Quote by zhilla
Pentatonics aren't just any old 5 note scale though - they are derived by omitting the half steps from 7 note scales...I think


A pentatonic scale is any five note scale. However, only the minor and major pentatonics are commonly used.
#19
The major and minor pentatonic "real" names are anhemi pentatonic scales (anhemi meaning no semitones). There are plenty of pentatonic scales out there though, it's pretty insane.

A really cool one I've been infatuated with lately is what the Japanese call the yo scale, written like this: 1 2 4 5 6. It may look like the fourth mode of the major pentatonic scale, but this is the foundation for traditional Japanese music (and Asian music as well, so I'm told). The Japanese also employ another pentatonic with semitones (1 b2 4 5 b6) they call the In scale, play it in any key and I guarantee you will recognize it.

Anyway, sorry to drive the thread away from the original topic, thought you guys might like to check this stuff out, I find it all very cool.
#20
If your using it in blues, I would actual assume its just a minor pentatonic but sometimes you play the 9th. The 9th sounds great over the I chord in a blues, so I could see that note being associated with the scale.
#21
I think it all depends on context.

If you are a self tought "Rock" guitar player it is a minor pentatonic scale with a majro 2nd in it.

If you know a little bit of theory it is a natural minor scale and you dont play the 6th.

If you know a little bit more about theory you know that a scale with 6 notes could be called hexatonic.

If you know even more about theory these notes could be dreived from a set of pitches, a matrix, or even random chance.

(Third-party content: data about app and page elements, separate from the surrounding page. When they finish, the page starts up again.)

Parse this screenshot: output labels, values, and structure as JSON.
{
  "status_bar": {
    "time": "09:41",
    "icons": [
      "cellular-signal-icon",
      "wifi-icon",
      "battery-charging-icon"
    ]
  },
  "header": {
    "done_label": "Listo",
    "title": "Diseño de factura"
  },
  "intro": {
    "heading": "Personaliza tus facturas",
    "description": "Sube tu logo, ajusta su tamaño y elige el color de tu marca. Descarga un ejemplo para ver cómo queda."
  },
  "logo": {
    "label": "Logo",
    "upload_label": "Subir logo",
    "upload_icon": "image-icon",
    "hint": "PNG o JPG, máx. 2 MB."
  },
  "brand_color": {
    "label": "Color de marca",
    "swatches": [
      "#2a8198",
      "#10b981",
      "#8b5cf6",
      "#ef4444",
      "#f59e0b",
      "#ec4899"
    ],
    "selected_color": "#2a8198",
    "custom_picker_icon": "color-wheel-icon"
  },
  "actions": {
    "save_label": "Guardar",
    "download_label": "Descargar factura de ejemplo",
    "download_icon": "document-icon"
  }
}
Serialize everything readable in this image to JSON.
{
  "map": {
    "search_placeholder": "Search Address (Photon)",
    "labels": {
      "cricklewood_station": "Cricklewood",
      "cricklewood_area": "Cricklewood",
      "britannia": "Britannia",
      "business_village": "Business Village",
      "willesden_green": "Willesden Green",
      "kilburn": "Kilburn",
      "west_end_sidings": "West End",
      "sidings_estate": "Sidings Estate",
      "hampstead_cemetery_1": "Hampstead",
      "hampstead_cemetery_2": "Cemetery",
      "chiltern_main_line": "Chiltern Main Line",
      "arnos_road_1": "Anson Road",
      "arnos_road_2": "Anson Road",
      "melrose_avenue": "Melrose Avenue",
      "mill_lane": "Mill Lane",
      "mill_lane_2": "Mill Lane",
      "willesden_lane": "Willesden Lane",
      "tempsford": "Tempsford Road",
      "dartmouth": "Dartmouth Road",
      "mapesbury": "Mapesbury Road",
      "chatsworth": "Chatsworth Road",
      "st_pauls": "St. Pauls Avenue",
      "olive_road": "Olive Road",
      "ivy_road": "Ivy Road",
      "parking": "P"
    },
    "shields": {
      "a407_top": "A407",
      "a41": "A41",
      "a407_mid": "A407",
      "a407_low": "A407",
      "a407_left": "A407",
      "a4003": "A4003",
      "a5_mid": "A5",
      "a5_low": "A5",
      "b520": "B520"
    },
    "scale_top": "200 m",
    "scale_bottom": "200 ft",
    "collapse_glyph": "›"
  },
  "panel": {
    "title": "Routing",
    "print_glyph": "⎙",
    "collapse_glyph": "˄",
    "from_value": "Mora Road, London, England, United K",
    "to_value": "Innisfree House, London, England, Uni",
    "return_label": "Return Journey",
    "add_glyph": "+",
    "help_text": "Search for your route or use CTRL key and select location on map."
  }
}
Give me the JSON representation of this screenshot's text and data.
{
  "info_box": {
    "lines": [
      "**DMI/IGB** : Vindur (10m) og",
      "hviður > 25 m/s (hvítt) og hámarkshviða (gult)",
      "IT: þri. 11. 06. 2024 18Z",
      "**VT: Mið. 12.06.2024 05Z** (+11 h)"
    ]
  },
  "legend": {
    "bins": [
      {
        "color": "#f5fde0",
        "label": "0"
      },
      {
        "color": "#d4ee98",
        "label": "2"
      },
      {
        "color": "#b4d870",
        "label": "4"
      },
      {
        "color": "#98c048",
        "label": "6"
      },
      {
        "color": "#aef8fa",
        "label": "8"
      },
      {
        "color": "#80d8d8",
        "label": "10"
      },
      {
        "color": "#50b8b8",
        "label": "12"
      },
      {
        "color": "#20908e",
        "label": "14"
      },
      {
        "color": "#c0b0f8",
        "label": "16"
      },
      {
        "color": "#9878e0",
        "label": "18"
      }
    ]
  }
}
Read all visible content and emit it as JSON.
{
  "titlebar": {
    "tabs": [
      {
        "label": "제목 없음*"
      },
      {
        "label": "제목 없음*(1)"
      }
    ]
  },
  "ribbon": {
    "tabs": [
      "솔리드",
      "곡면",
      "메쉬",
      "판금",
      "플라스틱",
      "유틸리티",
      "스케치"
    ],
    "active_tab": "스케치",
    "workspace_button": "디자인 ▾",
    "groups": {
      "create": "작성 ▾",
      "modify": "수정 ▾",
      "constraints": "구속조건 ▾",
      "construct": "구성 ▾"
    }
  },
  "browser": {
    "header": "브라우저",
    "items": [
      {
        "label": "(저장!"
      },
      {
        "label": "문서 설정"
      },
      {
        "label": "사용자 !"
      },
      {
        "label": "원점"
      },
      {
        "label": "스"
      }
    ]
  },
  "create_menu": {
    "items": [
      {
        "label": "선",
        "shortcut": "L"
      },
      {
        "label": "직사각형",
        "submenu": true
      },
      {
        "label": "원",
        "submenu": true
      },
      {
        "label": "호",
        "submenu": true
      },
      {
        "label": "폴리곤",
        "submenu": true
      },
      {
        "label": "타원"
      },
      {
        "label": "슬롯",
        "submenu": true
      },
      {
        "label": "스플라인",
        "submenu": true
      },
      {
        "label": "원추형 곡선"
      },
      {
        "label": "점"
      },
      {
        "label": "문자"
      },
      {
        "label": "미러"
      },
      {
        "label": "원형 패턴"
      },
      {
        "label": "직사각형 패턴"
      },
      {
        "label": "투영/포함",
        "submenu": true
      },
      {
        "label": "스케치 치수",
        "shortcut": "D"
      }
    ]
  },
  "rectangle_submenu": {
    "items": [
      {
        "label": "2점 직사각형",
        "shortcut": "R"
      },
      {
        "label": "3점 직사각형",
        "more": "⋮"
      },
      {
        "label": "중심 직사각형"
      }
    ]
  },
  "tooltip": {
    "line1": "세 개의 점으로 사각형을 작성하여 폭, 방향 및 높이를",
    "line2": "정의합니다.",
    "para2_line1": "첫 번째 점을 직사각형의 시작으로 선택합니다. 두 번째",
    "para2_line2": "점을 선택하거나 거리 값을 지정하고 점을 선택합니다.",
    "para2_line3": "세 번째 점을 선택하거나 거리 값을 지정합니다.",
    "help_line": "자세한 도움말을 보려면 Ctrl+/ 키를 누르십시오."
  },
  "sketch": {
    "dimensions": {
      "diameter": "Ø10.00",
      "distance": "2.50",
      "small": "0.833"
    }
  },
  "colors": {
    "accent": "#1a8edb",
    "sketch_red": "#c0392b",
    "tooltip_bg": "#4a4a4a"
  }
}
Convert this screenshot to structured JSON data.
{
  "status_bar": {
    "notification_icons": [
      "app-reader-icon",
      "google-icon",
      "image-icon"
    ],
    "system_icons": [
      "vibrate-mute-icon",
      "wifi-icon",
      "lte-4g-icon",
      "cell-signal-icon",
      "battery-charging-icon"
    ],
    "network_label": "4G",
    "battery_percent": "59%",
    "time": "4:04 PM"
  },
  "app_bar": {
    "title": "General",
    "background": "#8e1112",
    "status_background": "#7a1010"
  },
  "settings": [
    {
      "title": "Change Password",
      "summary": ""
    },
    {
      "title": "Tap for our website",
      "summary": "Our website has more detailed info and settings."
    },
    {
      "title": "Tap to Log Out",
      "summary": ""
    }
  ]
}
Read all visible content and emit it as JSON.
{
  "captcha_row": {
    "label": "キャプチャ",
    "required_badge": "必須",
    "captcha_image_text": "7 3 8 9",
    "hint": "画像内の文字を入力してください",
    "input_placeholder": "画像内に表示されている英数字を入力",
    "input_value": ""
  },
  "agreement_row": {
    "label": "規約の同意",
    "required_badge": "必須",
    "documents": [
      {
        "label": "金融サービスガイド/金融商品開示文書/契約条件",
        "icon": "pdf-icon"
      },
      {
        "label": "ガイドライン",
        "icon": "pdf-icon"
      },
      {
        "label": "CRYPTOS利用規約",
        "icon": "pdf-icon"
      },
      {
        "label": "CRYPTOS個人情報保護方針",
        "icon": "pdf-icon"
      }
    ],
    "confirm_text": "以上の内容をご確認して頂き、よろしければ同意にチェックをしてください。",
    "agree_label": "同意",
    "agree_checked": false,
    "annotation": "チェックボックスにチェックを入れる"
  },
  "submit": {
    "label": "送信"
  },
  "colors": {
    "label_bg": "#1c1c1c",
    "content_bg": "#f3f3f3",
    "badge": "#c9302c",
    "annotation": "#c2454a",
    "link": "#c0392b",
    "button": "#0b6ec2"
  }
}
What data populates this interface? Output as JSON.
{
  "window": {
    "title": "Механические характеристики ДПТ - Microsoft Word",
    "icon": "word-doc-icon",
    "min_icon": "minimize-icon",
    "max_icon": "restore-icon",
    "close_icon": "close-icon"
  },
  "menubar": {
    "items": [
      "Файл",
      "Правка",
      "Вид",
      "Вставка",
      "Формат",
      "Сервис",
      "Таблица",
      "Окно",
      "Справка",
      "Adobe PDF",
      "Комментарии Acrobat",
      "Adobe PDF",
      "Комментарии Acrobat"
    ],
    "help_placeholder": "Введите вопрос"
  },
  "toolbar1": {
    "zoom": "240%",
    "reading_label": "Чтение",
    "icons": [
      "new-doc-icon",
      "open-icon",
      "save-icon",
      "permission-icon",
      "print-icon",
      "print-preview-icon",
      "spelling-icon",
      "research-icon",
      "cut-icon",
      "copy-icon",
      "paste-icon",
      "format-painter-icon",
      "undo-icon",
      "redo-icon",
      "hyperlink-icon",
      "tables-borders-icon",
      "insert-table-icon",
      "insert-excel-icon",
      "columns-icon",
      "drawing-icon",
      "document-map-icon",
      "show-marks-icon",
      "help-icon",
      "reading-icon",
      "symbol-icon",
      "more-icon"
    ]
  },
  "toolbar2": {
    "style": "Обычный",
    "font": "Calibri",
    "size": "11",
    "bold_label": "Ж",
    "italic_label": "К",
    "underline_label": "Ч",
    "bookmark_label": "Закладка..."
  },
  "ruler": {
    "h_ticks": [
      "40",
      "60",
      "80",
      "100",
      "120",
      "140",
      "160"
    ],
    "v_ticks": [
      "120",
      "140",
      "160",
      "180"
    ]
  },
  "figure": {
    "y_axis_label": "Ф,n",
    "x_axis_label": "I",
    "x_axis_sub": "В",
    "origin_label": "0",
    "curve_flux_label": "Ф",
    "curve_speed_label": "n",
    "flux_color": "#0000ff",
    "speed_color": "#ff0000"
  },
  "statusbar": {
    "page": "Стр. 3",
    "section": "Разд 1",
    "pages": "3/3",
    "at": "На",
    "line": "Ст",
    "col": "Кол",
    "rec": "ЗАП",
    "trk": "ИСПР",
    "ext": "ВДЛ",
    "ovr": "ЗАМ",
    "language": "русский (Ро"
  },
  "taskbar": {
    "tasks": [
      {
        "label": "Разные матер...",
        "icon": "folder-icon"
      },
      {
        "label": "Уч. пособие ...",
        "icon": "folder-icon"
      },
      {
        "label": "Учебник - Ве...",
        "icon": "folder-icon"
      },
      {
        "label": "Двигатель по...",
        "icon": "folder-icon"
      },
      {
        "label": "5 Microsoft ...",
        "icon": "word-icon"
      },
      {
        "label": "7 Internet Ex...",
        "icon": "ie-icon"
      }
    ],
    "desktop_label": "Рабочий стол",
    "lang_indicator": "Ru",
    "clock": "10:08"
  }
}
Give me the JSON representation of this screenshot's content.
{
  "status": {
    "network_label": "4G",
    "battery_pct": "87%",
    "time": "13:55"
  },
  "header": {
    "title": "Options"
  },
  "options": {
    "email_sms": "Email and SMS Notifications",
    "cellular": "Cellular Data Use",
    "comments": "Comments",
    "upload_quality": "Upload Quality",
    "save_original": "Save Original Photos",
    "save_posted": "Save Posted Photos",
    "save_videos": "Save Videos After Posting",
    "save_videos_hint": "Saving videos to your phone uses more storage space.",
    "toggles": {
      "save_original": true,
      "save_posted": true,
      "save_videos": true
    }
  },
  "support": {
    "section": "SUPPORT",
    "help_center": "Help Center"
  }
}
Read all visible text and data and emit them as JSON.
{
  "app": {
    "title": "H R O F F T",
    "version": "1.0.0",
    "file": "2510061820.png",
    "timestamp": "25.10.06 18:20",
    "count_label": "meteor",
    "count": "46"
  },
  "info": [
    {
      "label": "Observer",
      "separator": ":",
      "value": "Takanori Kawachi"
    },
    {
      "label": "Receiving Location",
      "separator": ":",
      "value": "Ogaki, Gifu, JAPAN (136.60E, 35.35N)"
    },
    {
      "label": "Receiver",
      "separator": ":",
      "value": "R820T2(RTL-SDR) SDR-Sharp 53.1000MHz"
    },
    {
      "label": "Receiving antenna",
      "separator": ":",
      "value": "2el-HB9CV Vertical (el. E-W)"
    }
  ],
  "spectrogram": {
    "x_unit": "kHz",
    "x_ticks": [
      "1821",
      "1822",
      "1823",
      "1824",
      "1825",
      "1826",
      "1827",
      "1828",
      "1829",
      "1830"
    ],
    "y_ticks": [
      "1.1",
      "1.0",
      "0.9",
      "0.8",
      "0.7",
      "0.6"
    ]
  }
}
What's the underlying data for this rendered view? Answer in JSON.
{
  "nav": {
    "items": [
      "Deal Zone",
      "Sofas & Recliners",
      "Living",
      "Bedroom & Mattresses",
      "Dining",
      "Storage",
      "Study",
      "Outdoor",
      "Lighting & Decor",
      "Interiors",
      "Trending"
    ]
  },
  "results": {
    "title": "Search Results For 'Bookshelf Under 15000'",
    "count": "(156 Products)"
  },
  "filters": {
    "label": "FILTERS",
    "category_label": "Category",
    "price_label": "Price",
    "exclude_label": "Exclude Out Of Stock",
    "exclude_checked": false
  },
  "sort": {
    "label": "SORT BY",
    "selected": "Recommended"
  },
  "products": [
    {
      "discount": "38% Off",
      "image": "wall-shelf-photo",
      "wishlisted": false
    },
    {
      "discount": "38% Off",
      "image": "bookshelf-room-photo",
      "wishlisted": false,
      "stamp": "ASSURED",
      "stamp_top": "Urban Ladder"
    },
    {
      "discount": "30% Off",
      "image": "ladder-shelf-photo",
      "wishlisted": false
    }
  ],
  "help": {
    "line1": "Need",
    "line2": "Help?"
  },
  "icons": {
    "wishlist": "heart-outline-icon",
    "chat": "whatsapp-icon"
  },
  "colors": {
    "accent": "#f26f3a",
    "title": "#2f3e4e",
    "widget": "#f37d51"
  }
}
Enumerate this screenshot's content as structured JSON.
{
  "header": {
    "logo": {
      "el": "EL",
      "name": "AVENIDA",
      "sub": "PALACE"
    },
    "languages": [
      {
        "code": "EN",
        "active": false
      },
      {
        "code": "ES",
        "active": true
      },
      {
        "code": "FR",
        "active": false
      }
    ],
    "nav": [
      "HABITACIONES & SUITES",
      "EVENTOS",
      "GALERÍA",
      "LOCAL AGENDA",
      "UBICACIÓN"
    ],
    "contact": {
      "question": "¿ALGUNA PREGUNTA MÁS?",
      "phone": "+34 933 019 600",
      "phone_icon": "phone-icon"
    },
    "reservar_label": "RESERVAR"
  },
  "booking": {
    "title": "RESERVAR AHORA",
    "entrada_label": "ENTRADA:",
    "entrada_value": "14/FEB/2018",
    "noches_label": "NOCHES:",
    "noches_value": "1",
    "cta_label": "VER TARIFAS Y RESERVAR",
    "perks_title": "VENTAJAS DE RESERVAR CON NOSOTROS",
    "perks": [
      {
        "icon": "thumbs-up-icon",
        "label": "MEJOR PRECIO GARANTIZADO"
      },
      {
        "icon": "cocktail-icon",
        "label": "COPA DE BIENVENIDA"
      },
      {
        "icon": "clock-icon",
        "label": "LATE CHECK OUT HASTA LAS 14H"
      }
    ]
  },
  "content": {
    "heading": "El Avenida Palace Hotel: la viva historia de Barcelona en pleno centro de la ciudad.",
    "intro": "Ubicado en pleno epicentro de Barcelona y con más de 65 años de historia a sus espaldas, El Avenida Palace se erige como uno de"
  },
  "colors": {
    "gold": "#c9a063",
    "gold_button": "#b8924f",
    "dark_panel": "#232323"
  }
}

Is it a mode or not? It is surely a minor mode, but that is as specific as you could be.

I guess it all just comes down to you liking how it sounds.